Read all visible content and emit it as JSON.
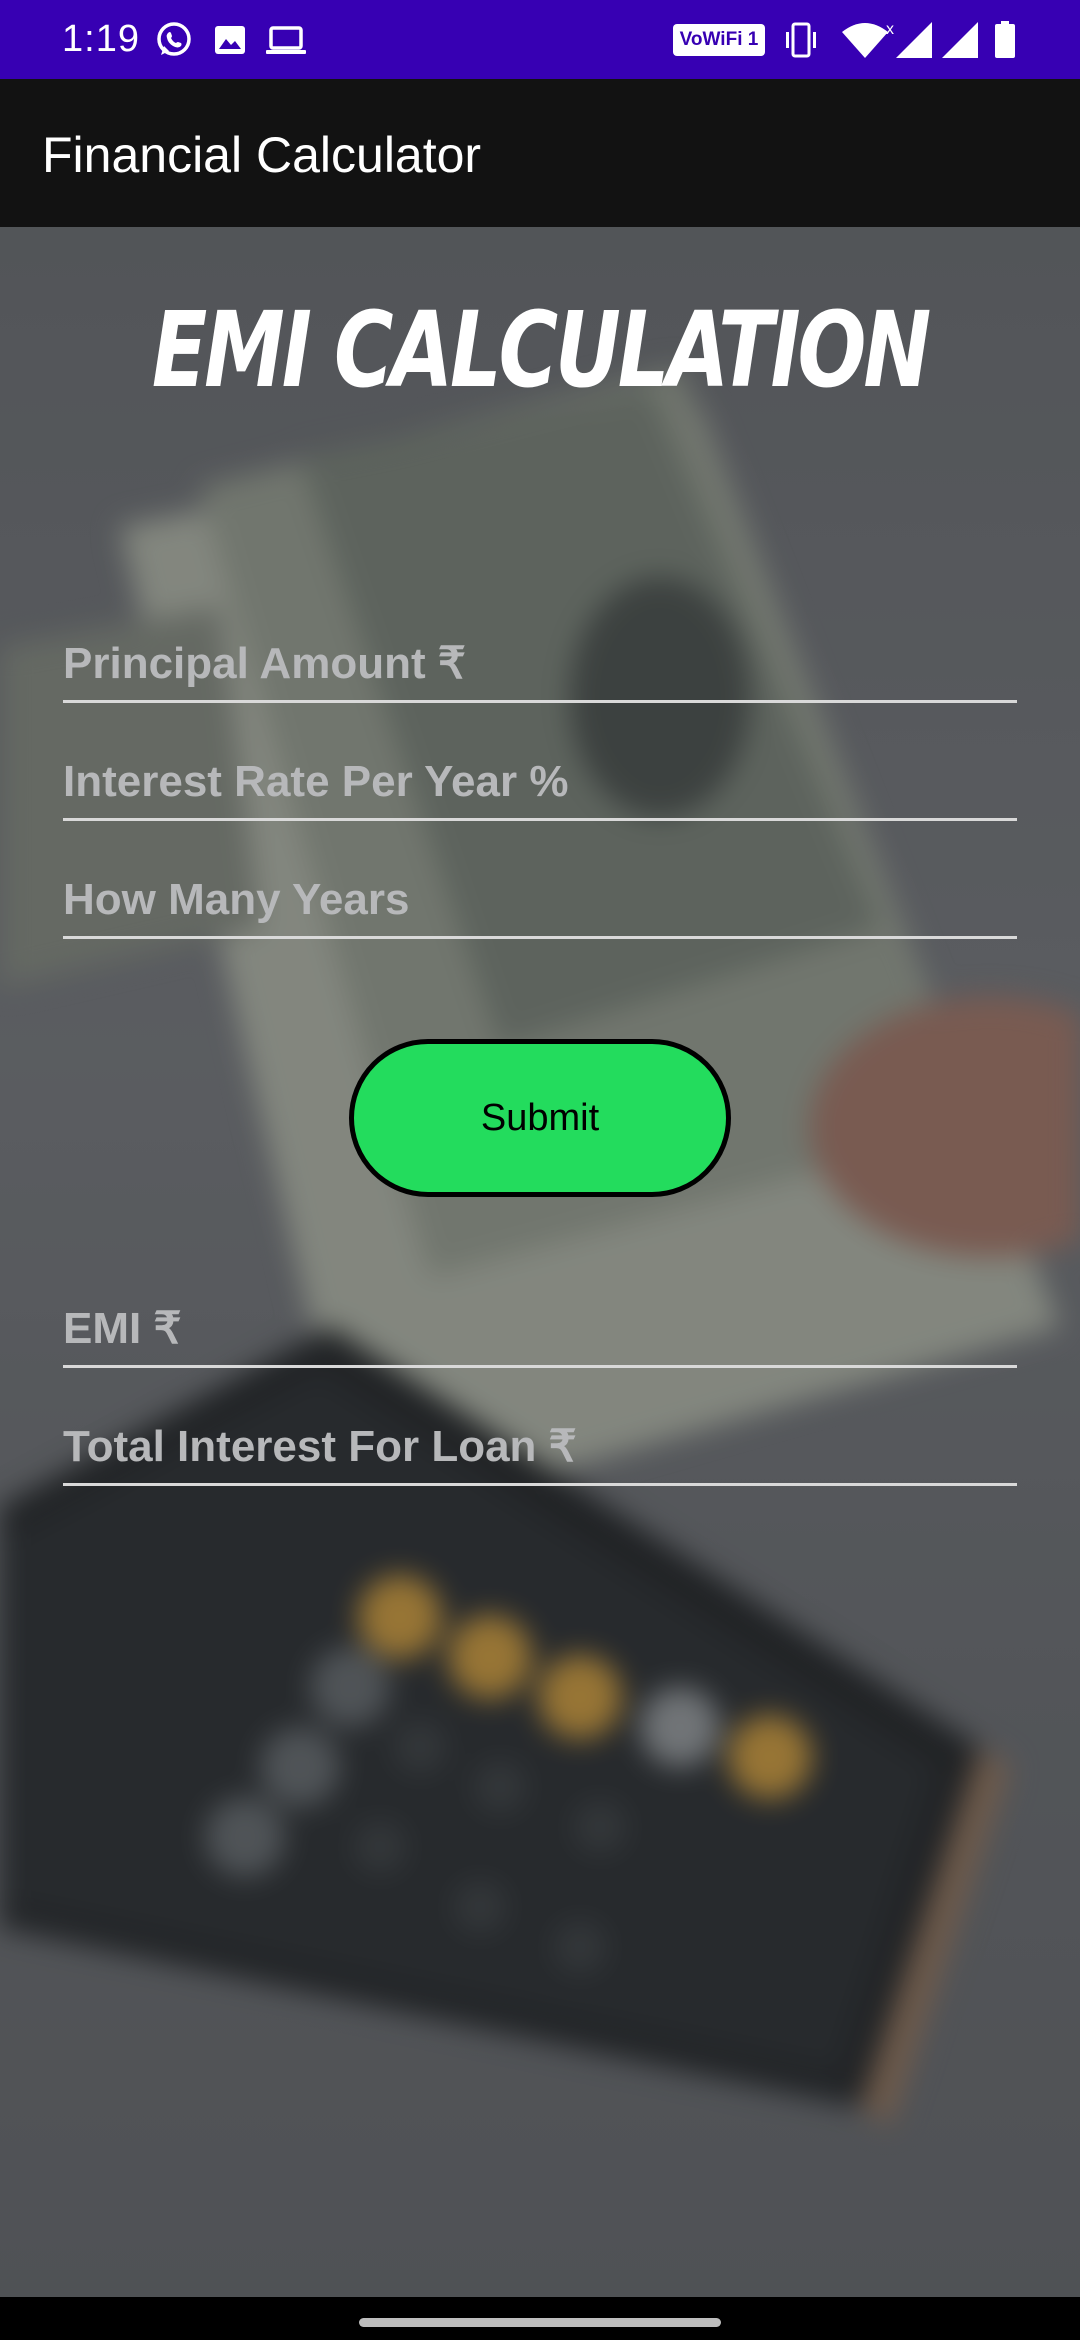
{
  "status_bar": {
    "time": "1:19",
    "wifi_badge": "VoWiFi 1",
    "icons": [
      "whatsapp-icon",
      "gallery-icon",
      "laptop-icon",
      "vibrate-icon",
      "wifi-icon",
      "signal-icon",
      "signal-icon",
      "battery-icon"
    ],
    "background_color": "#3700b3"
  },
  "app_bar": {
    "title": "Financial Calculator",
    "background_color": "#121212"
  },
  "main": {
    "heading": "EMI CALCULATION",
    "inputs": {
      "principal_placeholder": "Principal Amount ₹",
      "principal_value": "",
      "interest_placeholder": "Interest Rate Per Year %",
      "interest_value": "",
      "years_placeholder": "How Many Years",
      "years_value": ""
    },
    "submit_label": "Submit",
    "submit_color": "#23dc5d",
    "outputs": {
      "emi_placeholder": "EMI ₹",
      "emi_value": "",
      "total_interest_placeholder": "Total Interest For Loan ₹",
      "total_interest_value": ""
    }
  },
  "navigation": {
    "home_indicator": "gesture-bar"
  }
}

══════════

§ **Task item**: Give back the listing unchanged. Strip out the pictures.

§ **Result of the exercise**:
Read all visible content and emit it as JSON.
{
  "status_bar": {
    "time": "1:19",
    "wifi_badge": "VoWiFi 1",
    "icons": [
      "whatsapp-icon",
      "gallery-icon",
      "laptop-icon",
      "vibrate-icon",
      "wifi-icon",
      "signal-icon",
      "signal-icon",
      "battery-icon"
    ],
    "background_color": "#3700b3"
  },
  "app_bar": {
    "title": "Financial Calculator",
    "background_color": "#121212"
  },
  "main": {
    "heading": "EMI CALCULATION",
    "inputs": {
      "principal_placeholder": "Principal Amount ₹",
      "principal_value": "",
      "interest_placeholder": "Interest Rate Per Year %",
      "interest_value": "",
      "years_placeholder": "How Many Years",
      "years_value": ""
    },
    "submit_label": "Submit",
    "submit_color": "#23dc5d",
    "outputs": {
      "emi_placeholder": "EMI ₹",
      "emi_value": "",
      "total_interest_placeholder": "Total Interest For Loan ₹",
      "total_interest_value": ""
    }
  },
  "navigation": {
    "home_indicator": "gesture-bar"
  }
}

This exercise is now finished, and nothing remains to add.